From: Alice Taylor
Women in Tirana Protest Against State Failure to Prevent Domestic and Gender-Based Violence

Following the brutal murder of a pregnant woman by her husband this week, women protested last night in front of the Prime Minister’s Office in Tirana.

The 28-year-old woman from Fier was stabbed 31 times while six weeks pregnant. The atrocity took place in front of her two young children. The assailant then fled the scene and is believed to have killed himself. His body was found in a field the next day.

The group of activists and citizens assembled in front of the Office, each holding a letter to spell out the phrase “Asnje grua tjeter”, meaning “no other women” as well as a sign with the phone number that women and girls experiencing violence can call and an email address.

Activist Gresa Hasa read the following speech:

“Murder has become a normalized social routine within our oppressive and patriarchal system. We will not be silent. Women are human, not a man’s possession. they deserve equal human rights; freedom, dignity, and above all, the right to life; to enjoy every day in peace, without fear, without anxiety, without exploitation, without threats, without feeling in debt to anyone, and feeling that their existence is nothing.

A woman’s life is not a man’s possession, a woman’s body is not a man’s possession. A woman does not belong to anyone but herself. The protection of our lives, the protection of each other is an institutional duty and social responsibility.

But this state has long abandoned us. It’s failed to set up well-functioning social structures which address gender-based violence and work to prevent murder This state, where life has so little value has refused to pursue social policies that would educate women and men to be allied with each other, not enemies. Education is on its knees in 30 years of extortion, economic discrimination, and lack of critical thinking. A situation from which the woman is particularly affected.

Even in the family, the woman is not safe. The family as such serves the head patriarch and every other man who accompanies the woman inside the house. Even outside the home where she is forced to work for a wage below the minimum wage, it does not serve her liberation or emancipation. For slave wages do not contribute to a woman’s freedom and her social welfare. Divorce from a violent man or abandonment of her oppression cannot save her from the greatest historical trap of the perpetuation of violence; the patriarchal family.

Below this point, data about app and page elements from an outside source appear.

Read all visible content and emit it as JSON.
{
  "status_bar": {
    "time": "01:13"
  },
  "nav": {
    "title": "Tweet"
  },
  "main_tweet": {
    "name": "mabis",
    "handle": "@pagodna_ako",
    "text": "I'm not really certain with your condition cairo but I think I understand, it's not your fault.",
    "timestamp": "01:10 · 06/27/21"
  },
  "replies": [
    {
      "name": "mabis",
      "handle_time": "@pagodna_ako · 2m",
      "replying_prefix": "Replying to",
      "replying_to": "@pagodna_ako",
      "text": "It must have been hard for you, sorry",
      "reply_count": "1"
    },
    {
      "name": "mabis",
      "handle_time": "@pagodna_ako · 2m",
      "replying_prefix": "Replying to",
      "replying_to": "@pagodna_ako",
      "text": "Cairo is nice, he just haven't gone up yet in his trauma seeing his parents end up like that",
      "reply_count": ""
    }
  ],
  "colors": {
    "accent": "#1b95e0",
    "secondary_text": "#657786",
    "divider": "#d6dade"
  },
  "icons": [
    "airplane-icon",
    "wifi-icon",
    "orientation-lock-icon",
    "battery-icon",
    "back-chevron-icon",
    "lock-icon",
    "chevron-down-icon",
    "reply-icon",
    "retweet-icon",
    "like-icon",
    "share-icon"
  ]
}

This economic and social situation as intensified misery until the final blow; 31 times as was the case for Irvana Hyka Medinaj.

The police remain another mechanism of violence and an instrument of an equally savage state. Usually, protection orders are not worth the paper they are written on and when women ask for help, they are told to return home, preferably with their mouths shut and ready to endure the beating from their husbands until the police are called again to retrieve their body.

As the courts deepen their bureaucracy and unreasonable delays, it increases the number of murderers and victims. The victim is always the woman.

What the institutions have failed to do, we will do ourselves, all together, body to body. Solidarity between us, collaborative activity, we will be the missing institution that will offer protection, love, rest, and we will be the first collective revolt of our sisterehood.

We are here, we have each other, we are not alone.”

In 2020, only 13% of domestic violence reports were prosecuted. Out of 4701 reported cases of domestic violence during the year, the police prosecuted 615. They also issued 2816 protection orders, equating to 59.9% of the reports.

As Exit has argued, this is a violation of human rights and the duty of the state to protect citizens.